•Section 3. Requires the State Board of Education not later than December 31, 2015, to make recommendations to the General Assembly, in accordance with section 101.68 of the Revised Code, and the Governor regarding the following:
(A) Performance standards for community schools in which a majority of the enrolled students are children with disabilities receiving special education and related services in accordance with Chapter 3323. of the Revised Code;
(B) The feasibility of removal of the exemption from permanent closure, prescribed by division (A)(4)(b) of section 3314.35 of the Revised Code, for schools described in division (A) of this section.

8) Bills Introduced

SB34 (Tavares) School District Policy-Disruptive Behavior: With respect to school district policies for violent, disruptive, or inappropriate behavior.

HB54 (Anielski) Vocational School Boards-Office Terms: Revises the law regarding terms of office of members of certain joint vocational school district boards of education.

HB55 (Sprague) Third Grade Reading Guarantee: Specifies deadlines for the administration of reading skills assessments for purposes of the Third-Grade Reading Guarantee.

FYI ARTS
1) Focus on Equity: Grantmakers in the Arts (GIA) will present its first session of the 2015 Web Conference Series on February 24, 2015 at 2:00 PM. The program is entitled, Achieving Equity through Arts Education Policy, and it will be presented by Alex Nock, Executive Vice President for the Penn Hill Group. The cost is $35 for nonmembers.

The presentation will focus on some GIA advocacy efforts in Congress and with the Obama Administration to inform lawmakers about the number of low-income students and students of color who lack access to quality arts education programs, and ways to overcome those inequities. “This systemic denial of the arts and instruction through the arts translates into children who are ill-prepared for advanced study in high school and are behind in the skills they need to be successful in the workforce and college.”

See http://www.giarts.org/web-conference/2015/equity-arts-education-policy


This update is written weekly by Joan Platz, Research and Knowledge Director for the Ohio Alliance for Arts Education.  The purpose of the update is to keep arts education advocates informed about issues dealing with the arts, education, policy, research, and opportunities.  The distribution of this information is made possible through the generous support of the Ohio Music Education Association (www.omea-ohio.org), Ohio Art Education Association (www.oaea.org), Ohio Educational Theatre Association (www.ohedta.org); OhioDance (www.ohiodance.org), and the Ohio Alliance for Arts Education (www.oaae.net).

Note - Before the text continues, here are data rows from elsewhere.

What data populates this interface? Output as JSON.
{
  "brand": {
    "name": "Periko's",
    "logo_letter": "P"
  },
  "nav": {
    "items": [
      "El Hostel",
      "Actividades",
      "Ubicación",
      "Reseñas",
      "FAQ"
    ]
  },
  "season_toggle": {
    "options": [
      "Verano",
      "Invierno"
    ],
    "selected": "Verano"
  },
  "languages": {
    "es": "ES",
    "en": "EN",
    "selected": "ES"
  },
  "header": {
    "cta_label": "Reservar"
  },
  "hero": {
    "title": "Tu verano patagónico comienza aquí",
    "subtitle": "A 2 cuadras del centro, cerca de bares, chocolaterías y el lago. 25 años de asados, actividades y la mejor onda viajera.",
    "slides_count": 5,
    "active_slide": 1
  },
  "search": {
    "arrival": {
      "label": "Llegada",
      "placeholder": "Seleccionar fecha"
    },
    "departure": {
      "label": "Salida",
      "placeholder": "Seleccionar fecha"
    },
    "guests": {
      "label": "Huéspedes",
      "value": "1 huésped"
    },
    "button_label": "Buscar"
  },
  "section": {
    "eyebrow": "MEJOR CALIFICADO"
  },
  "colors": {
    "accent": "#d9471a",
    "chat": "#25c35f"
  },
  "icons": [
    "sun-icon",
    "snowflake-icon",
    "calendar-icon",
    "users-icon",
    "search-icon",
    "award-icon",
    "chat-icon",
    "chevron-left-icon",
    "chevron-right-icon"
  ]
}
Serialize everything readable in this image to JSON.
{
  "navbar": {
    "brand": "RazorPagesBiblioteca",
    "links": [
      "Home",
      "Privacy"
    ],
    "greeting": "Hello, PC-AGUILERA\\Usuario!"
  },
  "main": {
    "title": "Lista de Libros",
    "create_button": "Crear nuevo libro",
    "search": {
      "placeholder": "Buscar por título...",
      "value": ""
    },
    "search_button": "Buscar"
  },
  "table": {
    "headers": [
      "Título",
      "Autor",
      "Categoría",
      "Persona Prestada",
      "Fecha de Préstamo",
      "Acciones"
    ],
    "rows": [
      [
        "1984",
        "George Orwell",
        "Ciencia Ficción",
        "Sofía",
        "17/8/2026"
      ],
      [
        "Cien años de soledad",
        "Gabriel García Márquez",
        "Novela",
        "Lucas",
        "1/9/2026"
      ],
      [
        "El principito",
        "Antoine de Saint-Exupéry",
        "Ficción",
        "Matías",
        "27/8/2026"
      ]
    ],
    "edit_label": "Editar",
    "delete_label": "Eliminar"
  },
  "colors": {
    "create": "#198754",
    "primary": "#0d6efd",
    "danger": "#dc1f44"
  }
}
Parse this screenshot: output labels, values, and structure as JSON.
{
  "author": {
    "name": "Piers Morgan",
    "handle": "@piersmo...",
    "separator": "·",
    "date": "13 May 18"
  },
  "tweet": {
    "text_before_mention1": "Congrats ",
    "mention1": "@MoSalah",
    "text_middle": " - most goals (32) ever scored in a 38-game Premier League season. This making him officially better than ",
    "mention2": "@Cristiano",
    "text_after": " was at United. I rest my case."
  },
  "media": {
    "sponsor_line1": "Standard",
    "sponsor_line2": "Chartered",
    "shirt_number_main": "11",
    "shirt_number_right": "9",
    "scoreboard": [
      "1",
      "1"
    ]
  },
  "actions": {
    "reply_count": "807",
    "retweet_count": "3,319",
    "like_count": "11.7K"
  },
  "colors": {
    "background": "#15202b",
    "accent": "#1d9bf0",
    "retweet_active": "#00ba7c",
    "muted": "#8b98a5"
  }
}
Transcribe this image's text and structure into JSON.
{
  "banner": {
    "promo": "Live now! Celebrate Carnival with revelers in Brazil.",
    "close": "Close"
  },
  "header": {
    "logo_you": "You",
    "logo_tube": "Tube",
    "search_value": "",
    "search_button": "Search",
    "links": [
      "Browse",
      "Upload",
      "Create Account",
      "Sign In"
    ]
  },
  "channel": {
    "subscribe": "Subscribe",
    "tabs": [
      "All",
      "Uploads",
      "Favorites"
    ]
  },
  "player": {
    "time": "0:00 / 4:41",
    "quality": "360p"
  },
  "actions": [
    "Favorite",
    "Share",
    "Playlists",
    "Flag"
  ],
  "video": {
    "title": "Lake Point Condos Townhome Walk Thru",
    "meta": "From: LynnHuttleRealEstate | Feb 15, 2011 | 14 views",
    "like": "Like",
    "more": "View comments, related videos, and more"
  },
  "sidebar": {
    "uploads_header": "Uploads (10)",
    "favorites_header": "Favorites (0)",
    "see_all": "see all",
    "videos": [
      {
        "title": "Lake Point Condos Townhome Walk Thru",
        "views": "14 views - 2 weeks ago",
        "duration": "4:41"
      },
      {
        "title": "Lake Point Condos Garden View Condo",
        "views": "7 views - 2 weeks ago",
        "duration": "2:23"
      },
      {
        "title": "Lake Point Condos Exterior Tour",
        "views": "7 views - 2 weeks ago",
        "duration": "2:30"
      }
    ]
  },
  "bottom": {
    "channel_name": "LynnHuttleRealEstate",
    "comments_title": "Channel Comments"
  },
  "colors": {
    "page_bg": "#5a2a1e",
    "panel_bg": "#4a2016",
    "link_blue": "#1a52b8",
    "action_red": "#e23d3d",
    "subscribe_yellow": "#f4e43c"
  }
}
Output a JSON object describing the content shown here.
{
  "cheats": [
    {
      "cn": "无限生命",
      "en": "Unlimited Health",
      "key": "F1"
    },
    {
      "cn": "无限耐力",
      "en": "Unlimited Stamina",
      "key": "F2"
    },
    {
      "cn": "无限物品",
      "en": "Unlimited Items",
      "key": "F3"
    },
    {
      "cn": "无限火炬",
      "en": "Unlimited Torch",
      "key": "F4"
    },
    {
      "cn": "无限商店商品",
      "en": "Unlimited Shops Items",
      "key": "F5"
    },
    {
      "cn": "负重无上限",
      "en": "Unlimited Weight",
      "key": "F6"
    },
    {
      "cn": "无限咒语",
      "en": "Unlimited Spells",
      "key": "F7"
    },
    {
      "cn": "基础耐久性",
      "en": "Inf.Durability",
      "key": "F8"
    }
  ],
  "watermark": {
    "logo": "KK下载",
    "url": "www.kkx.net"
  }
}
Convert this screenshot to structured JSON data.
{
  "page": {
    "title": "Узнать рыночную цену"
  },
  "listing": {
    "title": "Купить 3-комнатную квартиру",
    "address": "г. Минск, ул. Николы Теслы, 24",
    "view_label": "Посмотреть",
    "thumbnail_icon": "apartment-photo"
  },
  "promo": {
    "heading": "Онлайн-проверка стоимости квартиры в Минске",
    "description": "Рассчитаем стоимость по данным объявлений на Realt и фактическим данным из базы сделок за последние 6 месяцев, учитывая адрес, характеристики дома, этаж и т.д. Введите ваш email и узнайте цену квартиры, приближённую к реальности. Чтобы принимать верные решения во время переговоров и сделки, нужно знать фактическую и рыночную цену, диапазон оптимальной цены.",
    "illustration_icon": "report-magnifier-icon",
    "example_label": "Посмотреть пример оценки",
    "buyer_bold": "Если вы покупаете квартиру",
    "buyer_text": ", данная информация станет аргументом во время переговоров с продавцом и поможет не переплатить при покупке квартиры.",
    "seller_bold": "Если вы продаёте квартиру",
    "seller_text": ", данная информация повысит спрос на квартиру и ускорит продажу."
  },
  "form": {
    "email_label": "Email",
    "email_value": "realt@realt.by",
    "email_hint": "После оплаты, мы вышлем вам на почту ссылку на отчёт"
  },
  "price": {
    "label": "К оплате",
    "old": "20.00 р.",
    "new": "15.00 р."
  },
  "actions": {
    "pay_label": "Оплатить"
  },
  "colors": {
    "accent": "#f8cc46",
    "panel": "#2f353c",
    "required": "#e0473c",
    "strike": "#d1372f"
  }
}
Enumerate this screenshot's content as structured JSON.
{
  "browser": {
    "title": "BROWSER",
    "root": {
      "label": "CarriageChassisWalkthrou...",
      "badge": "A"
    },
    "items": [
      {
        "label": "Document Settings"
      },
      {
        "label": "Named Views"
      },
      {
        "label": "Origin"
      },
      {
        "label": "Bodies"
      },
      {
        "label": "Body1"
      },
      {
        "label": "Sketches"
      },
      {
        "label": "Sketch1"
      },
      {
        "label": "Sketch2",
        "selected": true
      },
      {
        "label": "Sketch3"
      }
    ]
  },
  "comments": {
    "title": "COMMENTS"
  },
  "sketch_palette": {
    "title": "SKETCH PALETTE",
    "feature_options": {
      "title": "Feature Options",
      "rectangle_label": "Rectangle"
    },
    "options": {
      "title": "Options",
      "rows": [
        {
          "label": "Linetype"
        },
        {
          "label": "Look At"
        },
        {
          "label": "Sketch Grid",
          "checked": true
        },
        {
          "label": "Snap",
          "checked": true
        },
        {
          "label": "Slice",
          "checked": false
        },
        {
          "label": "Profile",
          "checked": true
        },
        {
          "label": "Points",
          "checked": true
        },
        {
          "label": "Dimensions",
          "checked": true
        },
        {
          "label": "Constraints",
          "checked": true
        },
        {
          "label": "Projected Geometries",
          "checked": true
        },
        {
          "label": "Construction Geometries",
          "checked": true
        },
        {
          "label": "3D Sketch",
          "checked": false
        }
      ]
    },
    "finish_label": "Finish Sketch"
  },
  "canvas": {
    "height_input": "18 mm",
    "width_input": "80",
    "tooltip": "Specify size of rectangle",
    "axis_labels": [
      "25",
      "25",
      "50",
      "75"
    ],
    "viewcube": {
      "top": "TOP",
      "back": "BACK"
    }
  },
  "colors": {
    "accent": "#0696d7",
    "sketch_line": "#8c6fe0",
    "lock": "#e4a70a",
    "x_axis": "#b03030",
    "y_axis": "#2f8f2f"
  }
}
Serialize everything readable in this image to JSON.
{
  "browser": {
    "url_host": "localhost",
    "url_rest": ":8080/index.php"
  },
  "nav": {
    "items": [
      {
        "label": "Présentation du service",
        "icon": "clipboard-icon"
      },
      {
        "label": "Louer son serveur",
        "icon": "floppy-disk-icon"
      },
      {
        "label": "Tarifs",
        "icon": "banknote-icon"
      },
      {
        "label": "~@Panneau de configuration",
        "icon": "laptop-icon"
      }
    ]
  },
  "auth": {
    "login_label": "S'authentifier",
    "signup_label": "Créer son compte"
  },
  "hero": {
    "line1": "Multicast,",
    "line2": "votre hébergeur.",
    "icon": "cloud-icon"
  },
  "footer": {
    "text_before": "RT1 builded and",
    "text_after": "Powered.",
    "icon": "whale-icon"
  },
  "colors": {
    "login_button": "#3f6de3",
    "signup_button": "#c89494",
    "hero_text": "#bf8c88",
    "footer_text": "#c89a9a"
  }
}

Advertisements

About OAAE

Since our founding in 1974, by Dr. Dick Shoup and Jerry Tollifson, our mission has always been to ensure the arts are an integral part of the education of every Ohioan. Working at the local, state, and federal levels through the efforts of a highly qualified and elected Board of Directors, our members, and a professional staff we have four primary areas of focus: building collaborations, professional development, advocacy, and capacity building. The OAAE is funded in part for its day-to-day operation by the Ohio Arts Council. This support makes it possible for the OAAE to operate its office in Columbus and to work statewide to ensure the arts are an integral part of the education of every Ohioan. Support for arts education projects comes from the Ohio Arts Council, Ohio Music Education Association, Ohio Art Education Association, Ohio Educational Theatre Association, VSA Ohio, and OhioDance. The Community Arts Education programs of Central Ohio are financially assisted by the Franklin County Board of Commissioners and the Greater Columbus Arts Council. We gratefully acknowledge and appreciate the financial support received from each of these outstanding agencies and organizations.
This entry was posted in Arts On Line and tagged , , , , , , , , , . Bookmark the permalink.

Leave a Reply

Fill in your details below or click an icon to log in:

WordPress.com Logo

You are commenting using your WordPress.com account. Log Out / Change )

Twitter picture

You are commenting using your Twitter account. Log Out / Change )

Facebook photo

You are commenting using your Facebook account. Log Out / Change )

Google+ photo

You are commenting using your Google+ account. Log Out / Change )

Connecting to %s